]. Our finding that EZH2 overexpression is associated with familial breast cancers in early stage disease is especially relevant given previous studies supporting a mechanistic connection between EZH2 and hereditary breast cancer genes BRCA1 and TP53. Our laboratory has shown that EZH2 protein is upregulated in benign appearing lobules of prophylactic mastectomies from BRCA1 mutation carriers [23
]. In estrogen receptor negative invasive breast carcinomas, EZH2 overexpression is able to regulate BRCA1 expression and intracellular localization [10
]. The relationship between EZH2 and BRCA1 is likely complex and reciprocal as EZH2 overexpression was found in breast cancers arising in women with BRCA1 mutations [24
]. Pietersen and colleagues have reported that invasive breast carcinomas with high EZH2 protein harbor TP53 mutations and suggested that during tumorigenesis EZH2 overexpression coincides with TP53 activation [27
]. Our results highlight the relevance of these basic studies to human breast cancer and suggest the hypothesis that EZH2 overexpression may be associated with other molecular determinants of hereditary breast cancer in addition to BRCA1 and TP53 gene mutations, which warrant investigation.
Even though most women with early stage breast cancer in the sporadic or familial settings do not progress, distant metastases may occur long after the first 5 years following primary breast cancer treatment [1
]. A major challenge in the management of women with early stage breast cancer is the identification of those who will develop metastasis from those that will not. We tested the hypothesis that EZH2 overexpression in early stage primary breast carcinoma may predict long-term metastasis up to 15 years following diagnosis of the primary tumor. Indeed, EZH2 expression levels in primary breast carcinoma were associated with metastasis-specific survival in women with first degree family history at 5, 10 and up to 15 years after primary breast carcinoma diagnosis. The 15- year metastasis free survival was 83% and 94% for women with tumors exhibiting high and low EZH2 expression respectively (log rank test p=0.05). The best multivariable model predictive of metastasis-specific survival included high EZH2 expression, high histological grade, higher stage, and absence of anti-hormonal treatment, reflecting negative estrogen and progesterone receptor status.

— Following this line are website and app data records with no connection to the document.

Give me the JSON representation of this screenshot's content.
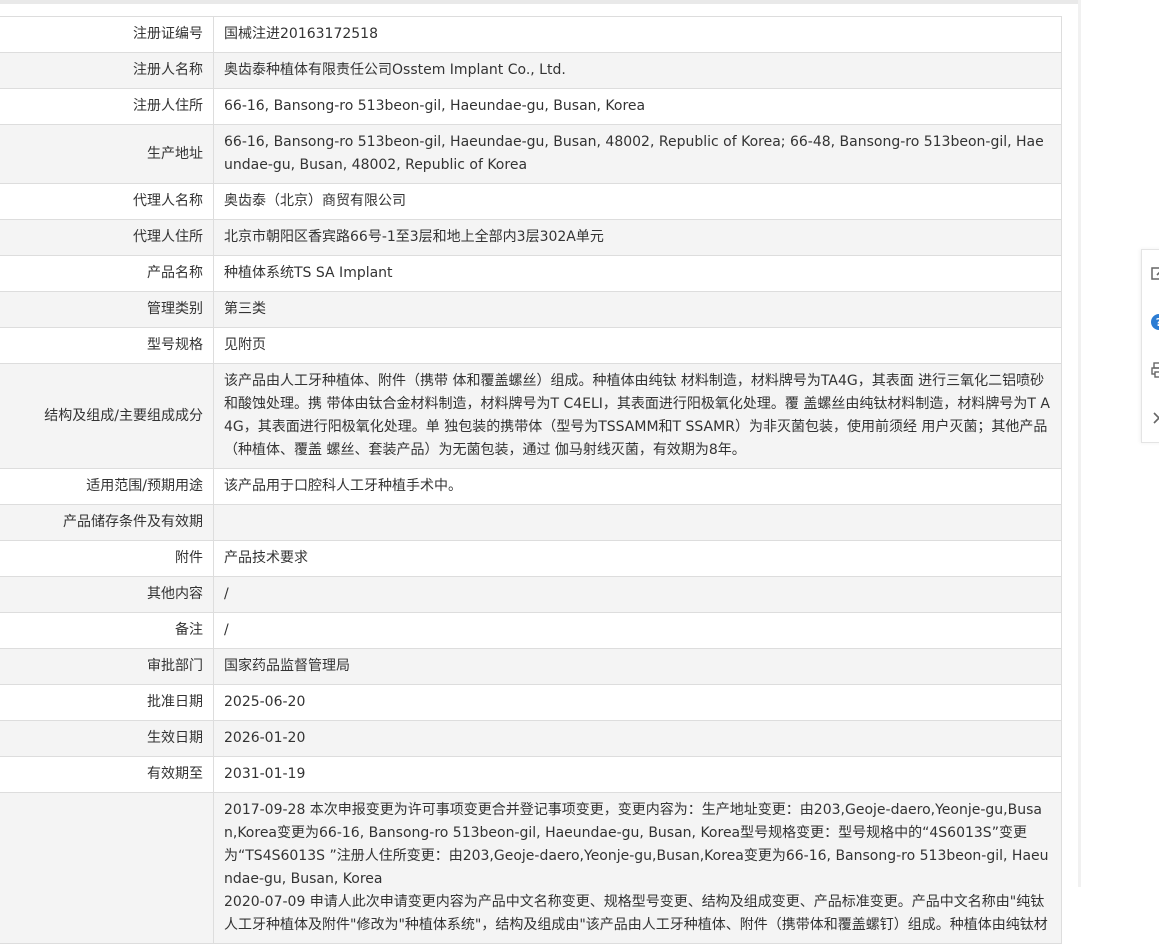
{
  "rows": [
    {
      "label": "注册证编号",
      "value": "国械注进20163172518"
    },
    {
      "label": "注册人名称",
      "value": "奥齿泰种植体有限责任公司Osstem Implant Co., Ltd."
    },
    {
      "label": "注册人住所",
      "value": "66-16, Bansong-ro 513beon-gil, Haeundae-gu, Busan, Korea"
    },
    {
      "label": "生产地址",
      "value": "66-16, Bansong-ro 513beon-gil, Haeundae-gu, Busan, 48002, Republic of Korea; 66-48, Bansong-ro 513beon-gil, Haeundae-gu, Busan, 48002, Republic of Korea"
    },
    {
      "label": "代理人名称",
      "value": "奥齿泰（北京）商贸有限公司"
    },
    {
      "label": "代理人住所",
      "value": "北京市朝阳区香宾路66号-1至3层和地上全部内3层302A单元"
    },
    {
      "label": "产品名称",
      "value": "种植体系统TS SA Implant"
    },
    {
      "label": "管理类别",
      "value": "第三类"
    },
    {
      "label": "型号规格",
      "value": "见附页"
    },
    {
      "label": "结构及组成/主要组成成分",
      "value": "该产品由人工牙种植体、附件（携带 体和覆盖螺丝）组成。种植体由纯钛 材料制造，材料牌号为TA4G，其表面 进行三氧化二铝喷砂和酸蚀处理。携 带体由钛合金材料制造，材料牌号为T C4ELI，其表面进行阳极氧化处理。覆 盖螺丝由纯钛材料制造，材料牌号为T A4G，其表面进行阳极氧化处理。单 独包装的携带体（型号为TSSAMM和T SSAMR）为非灭菌包装，使用前须经 用户灭菌；其他产品（种植体、覆盖 螺丝、套装产品）为无菌包装，通过 伽马射线灭菌，有效期为8年。"
    },
    {
      "label": "适用范围/预期用途",
      "value": "该产品用于口腔科人工牙种植手术中。"
    },
    {
      "label": "产品储存条件及有效期",
      "value": ""
    },
    {
      "label": "附件",
      "value": "产品技术要求"
    },
    {
      "label": "其他内容",
      "value": "/"
    },
    {
      "label": "备注",
      "value": "/"
    },
    {
      "label": "审批部门",
      "value": "国家药品监督管理局"
    },
    {
      "label": "批准日期",
      "value": "2025-06-20"
    },
    {
      "label": "生效日期",
      "value": "2026-01-20"
    },
    {
      "label": "有效期至",
      "value": "2031-01-19"
    }
  ],
  "change_history": {
    "label": "",
    "entries": [
      "2017-09-28 本次申报变更为许可事项变更合并登记事项变更，变更内容为：生产地址变更：由203,Geoje-daero,Yeonje-gu,Busan,Korea变更为66-16, Bansong-ro 513beon-gil, Haeundae-gu, Busan, Korea型号规格变更：型号规格中的“4S6013S”变更为“TS4S6013S ”注册人住所变更：由203,Geoje-daero,Yeonje-gu,Busan,Korea变更为66-16, Bansong-ro 513beon-gil, Haeundae-gu, Busan, Korea",
      "2020-07-09 申请人此次申请变更内容为产品中文名称变更、规格型号变更、结构及组成变更、产品标准变更。产品中文名称由\"纯钛人工牙种植体及附件\"修改为\"种植体系统\"，结构及组成由\"该产品由人工牙种植体、附件（携带体和覆盖螺钉）组成。种植体由纯钛材"
    ]
  },
  "tools": {
    "icons": [
      "edit-icon",
      "help-icon",
      "print-icon",
      "close-icon"
    ],
    "accent": "#2b7cd3",
    "icon_color": "#888888"
  }
}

High EZH2 expression was a strong independent predictor of metastasis providing 15 year survival information above other independent prognostic features. These data are clinically relevant because EZH2 may identify women with early stage breast cancer and first degree family history at higher risk to develop distant metastasis. Furthermore our data support the potential clinical utility of incorporating EZH2 into clinical nomograms to help determine the risk of cancer progression in this specific group of patients.
A limitation of our analysis is that tumor tissue samples were not available for 30% of patients identified. However, given that these samples would have not been selected on EZH2 expression it is unlikely to have biased our results. Our study focused on very small tumors so the material resource was very limited. Despite this, we successfully utilized 90% of the available tissues in our analysis. Our findings were focused on the very small group of women in our cohort (n=112 out of 480) who had first degree family history of breast and/or ovarian cancer. Therefore, some of our results included large confidence intervals. Nonetheless, we were able to demonstrate a significant association of EZH2 with distant metastasis even after controlling for important covariates, which strengthens our results.
Since our initial reports of EZH2 overexpression in breast cancer our findings have been supported by other investigations. EZH2 overexpression has been found in breast and other solid tumors including bladder [28
], lung [32
], melanoma [17
], and hepatocellular carcinoma [33
]. In these malignancies, EZH2 has been implicated in neoplastic transformation, progression, invasion and metastasis. Taken together, these data suggest that EZH2 may be involved in a global, rather than a tissue type specific mechanism of tumor progression.
In conclusion, our results indicate that in early stage breast cancer, EZH2 overexpression is associated with features of aggressive disease. We discovered a novel association between EZH2 overexpression and first degree family history of breast and/or ovarian cancer, which paves the way to mechanistic and functional studies. Our finding that EZH2 overexpression is an indicator of metastasis and metastasis-related deaths in women with early stage breast cancer and first degree family history may have important clinical implications. Specifically, EZH2 detection at the time of primary tumor diagnosis may aid clinicians in guiding management decisions and lays the foundation for the development of targeted treatments.